--- THE DATA ---
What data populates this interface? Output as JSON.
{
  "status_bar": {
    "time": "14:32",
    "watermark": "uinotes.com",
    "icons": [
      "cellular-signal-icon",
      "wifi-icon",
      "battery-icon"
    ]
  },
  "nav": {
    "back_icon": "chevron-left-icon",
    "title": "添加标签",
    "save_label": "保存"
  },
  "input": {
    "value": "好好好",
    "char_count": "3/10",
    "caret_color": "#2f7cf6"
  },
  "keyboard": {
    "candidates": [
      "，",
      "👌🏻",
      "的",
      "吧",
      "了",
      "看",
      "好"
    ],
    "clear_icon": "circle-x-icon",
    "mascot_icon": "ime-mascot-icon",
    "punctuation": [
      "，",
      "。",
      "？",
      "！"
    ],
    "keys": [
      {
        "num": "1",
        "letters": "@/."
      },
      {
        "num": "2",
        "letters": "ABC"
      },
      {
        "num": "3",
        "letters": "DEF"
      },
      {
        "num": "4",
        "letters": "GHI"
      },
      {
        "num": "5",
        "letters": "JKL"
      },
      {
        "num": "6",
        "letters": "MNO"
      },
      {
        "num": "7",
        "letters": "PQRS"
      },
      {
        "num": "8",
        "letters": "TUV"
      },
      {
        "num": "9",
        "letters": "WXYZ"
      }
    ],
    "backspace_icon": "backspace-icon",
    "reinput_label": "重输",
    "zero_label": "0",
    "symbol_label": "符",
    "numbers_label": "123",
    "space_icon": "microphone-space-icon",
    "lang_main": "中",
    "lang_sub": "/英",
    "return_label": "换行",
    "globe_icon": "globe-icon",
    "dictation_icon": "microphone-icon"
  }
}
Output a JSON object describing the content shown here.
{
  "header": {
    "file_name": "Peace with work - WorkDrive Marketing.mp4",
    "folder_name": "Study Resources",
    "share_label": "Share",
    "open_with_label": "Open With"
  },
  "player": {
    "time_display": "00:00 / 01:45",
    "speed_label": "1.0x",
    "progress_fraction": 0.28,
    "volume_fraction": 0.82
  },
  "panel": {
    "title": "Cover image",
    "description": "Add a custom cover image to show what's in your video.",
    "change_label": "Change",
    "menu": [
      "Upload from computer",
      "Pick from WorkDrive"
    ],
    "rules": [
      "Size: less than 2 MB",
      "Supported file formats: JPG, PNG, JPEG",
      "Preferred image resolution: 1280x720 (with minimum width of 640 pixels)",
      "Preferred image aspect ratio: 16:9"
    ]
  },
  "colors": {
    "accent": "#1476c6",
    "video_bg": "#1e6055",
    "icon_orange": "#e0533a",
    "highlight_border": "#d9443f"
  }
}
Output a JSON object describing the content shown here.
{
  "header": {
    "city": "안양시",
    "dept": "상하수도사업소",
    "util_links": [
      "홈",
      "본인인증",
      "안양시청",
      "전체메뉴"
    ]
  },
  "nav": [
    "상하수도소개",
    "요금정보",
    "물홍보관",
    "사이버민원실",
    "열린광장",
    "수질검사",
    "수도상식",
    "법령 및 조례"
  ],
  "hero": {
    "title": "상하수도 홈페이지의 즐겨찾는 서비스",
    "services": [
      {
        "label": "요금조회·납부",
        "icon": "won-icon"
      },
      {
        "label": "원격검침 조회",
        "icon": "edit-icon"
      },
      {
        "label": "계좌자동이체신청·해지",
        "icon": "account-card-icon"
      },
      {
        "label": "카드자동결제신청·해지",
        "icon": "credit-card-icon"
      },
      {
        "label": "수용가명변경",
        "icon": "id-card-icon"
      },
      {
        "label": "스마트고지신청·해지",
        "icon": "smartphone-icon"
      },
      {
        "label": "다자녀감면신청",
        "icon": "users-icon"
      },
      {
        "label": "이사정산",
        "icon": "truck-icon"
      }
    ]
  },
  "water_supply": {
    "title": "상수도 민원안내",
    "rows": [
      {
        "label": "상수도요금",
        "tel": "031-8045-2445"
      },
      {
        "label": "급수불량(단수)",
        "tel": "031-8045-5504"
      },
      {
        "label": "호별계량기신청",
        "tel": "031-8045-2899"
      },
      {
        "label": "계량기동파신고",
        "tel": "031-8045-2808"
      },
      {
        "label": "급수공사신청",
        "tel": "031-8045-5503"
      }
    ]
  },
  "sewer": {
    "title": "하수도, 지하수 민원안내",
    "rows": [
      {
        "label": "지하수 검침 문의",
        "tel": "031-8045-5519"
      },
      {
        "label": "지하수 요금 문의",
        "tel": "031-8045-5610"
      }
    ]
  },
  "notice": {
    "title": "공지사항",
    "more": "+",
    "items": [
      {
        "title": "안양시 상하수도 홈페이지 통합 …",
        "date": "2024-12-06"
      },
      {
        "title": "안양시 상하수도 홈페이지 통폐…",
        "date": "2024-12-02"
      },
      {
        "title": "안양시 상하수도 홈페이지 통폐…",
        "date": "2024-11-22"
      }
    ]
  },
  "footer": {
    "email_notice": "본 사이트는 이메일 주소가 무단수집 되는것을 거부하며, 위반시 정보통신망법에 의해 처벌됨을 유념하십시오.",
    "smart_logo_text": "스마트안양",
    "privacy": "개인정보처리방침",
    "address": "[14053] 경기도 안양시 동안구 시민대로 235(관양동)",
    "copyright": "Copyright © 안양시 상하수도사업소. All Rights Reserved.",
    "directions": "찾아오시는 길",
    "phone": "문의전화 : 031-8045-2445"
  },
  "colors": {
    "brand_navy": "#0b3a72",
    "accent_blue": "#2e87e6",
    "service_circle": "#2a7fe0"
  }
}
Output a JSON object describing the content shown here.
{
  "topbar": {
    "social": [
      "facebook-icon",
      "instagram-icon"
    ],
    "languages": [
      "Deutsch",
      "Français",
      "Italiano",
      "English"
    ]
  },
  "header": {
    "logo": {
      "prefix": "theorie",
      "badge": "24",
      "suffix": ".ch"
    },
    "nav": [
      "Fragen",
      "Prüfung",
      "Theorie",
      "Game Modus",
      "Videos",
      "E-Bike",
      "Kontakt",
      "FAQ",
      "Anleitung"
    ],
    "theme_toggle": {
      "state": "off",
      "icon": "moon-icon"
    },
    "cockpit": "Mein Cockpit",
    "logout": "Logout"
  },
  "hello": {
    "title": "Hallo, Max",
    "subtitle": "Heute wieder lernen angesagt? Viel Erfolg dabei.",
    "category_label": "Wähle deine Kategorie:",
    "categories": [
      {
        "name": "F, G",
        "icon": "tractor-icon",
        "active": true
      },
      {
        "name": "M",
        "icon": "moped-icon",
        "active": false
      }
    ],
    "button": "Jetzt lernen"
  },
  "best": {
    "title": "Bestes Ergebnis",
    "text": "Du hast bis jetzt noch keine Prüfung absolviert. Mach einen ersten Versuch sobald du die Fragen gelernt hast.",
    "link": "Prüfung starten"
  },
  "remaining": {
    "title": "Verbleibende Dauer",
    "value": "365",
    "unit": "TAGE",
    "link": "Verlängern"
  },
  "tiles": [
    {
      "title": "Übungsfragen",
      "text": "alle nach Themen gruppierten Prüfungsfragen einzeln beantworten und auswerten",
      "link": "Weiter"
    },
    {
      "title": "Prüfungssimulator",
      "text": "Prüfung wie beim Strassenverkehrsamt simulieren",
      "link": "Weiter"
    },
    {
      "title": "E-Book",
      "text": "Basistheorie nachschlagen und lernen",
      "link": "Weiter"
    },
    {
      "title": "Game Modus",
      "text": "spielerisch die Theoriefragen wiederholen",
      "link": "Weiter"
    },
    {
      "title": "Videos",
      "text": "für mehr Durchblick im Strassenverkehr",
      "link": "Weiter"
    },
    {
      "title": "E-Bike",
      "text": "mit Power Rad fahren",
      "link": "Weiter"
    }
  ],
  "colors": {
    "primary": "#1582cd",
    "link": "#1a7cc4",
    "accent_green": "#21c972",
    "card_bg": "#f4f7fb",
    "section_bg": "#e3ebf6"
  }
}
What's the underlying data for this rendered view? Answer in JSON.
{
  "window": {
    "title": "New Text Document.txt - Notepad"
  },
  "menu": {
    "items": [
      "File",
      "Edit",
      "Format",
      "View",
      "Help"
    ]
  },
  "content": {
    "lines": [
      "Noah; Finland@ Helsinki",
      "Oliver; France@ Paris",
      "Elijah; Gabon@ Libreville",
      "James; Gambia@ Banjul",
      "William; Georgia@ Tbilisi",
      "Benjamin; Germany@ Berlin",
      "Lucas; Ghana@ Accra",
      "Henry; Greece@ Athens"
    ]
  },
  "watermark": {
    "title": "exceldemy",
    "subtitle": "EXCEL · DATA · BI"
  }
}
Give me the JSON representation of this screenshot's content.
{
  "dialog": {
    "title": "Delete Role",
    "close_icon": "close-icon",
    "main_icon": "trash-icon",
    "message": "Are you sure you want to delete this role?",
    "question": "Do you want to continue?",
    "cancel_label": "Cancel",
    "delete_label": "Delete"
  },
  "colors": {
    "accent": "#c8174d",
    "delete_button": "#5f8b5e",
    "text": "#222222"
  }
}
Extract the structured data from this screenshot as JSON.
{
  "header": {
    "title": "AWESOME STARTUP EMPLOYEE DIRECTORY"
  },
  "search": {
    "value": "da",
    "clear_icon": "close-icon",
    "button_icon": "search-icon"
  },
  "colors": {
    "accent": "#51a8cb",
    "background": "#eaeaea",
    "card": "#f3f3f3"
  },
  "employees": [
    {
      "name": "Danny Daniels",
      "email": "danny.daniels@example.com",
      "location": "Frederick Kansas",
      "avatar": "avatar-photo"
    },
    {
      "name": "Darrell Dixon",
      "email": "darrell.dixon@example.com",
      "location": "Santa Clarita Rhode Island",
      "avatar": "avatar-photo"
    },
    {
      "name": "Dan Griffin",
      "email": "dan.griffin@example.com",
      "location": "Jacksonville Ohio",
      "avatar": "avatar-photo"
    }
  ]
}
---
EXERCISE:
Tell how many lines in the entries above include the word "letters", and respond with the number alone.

TASK OUTPUT:
9